NEW YORK (TheStreet) -- In the wake of Avago's (AVGO) announcement Thursday that it had reached a deal to acquire Broadcom (BRCM) for $37 billion, Wall Street and tech analysts expect additional mergers in the semiconductor space to come at a fast and furious pace, with Intel (INTC), Texas Instruments (TI) and other major chipmakers tagged as possible players.
Mario Morales, vice president of IDC's semiconductors research program, expects to see an acceleration of consolidation in the sector, as most of the large companies are looking for areas where they can find pockets of growth, such as the analog chip business. "Another prime area for acquisitions is in the analog market, with companies like TI, Linear Technology (LLTC), Maxim Integrated Products (MXIM), Analog Devices (ADI) and quite a few others" in play either as buyers or targets, Morales said.

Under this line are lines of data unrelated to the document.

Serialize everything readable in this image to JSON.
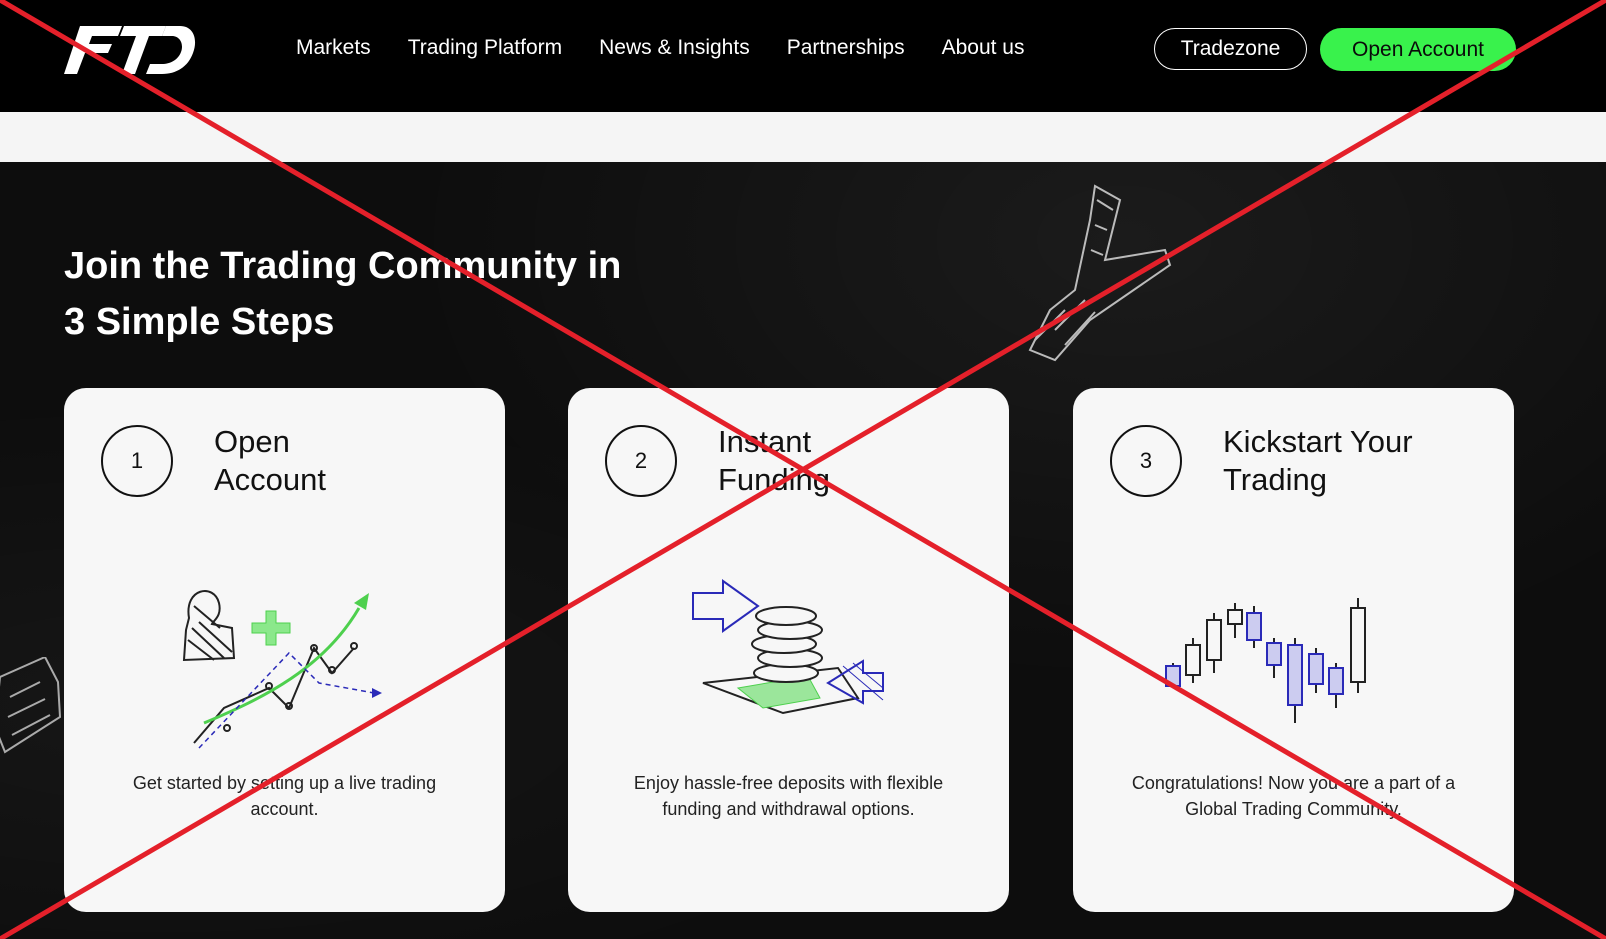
{
  "header": {
    "logo_alt": "FTD",
    "nav": [
      "Markets",
      "Trading Platform",
      "News & Insights",
      "Partnerships",
      "About us"
    ],
    "tradezone_label": "Tradezone",
    "open_account_label": "Open Account"
  },
  "section": {
    "heading_line1": "Join the Trading Community in",
    "heading_line2": "3 Simple Steps",
    "steps": [
      {
        "number": "1",
        "title_line1": "Open",
        "title_line2": "Account",
        "description": "Get started by setting up a live trading account."
      },
      {
        "number": "2",
        "title_line1": "Instant",
        "title_line2": "Funding",
        "description": "Enjoy hassle-free deposits with flexible funding and withdrawal options."
      },
      {
        "number": "3",
        "title_line1": "Kickstart Your",
        "title_line2": "Trading",
        "description": "Congratulations! Now you are a part of a Global Trading Community."
      }
    ]
  },
  "colors": {
    "accent_green": "#39f24c",
    "overlay_red": "#e4202a",
    "sketch_blue": "#2a2ab8"
  }
}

Analog chips are used in automotive, communications and industrial systems. They differ from digital chips by operating on different levels of current and voltage, while digital chips use only binary variables: 1s and 0s.
In a research note written on May 27, UBS analyst Stephen Chin said he viewed Avago's acquisition of Broadcom positively, and rated Avago a buy, saying the deal looks good from several perspectives.
"This may be the biggest deal we see, but it will not be the last," said Bill Kreher, a senior analyst with Edward Jones, said of the Broadcom-Avago merger.
Ben Bajarin, technology analyst at Creative Strategies, agreed, tweeting this morning:
@stevecheney yep and still more consolidation coming in the land of semi.— Ben Bajarin (@BenBajarin) May 28, 2015
Bajarin said the top five companies in the semiconductor industry have a lot of spending to do to strengthen their positions and fill in the holes in their portfolios. He expects Intel to solve its embedded needs, Texas Instruments to look for a deal with an analog company, and Qualcomm (QCOM) to make a move in sensors.
There are three primary reasons to expect additional deals to be announced, said Kreher. "There is cheap debt available, chip companies have a lot of cash, and the simple fact that the semiconductor business benefits from scale and these will play into the merger mania."
Intel's flirtation with Altera (ALTR) may not have come to fruition, but Intel will be a player going forward, Kreher said. He added that AMD (AMD), while not in a position to buy due to its distressed financial position, could itself be a target.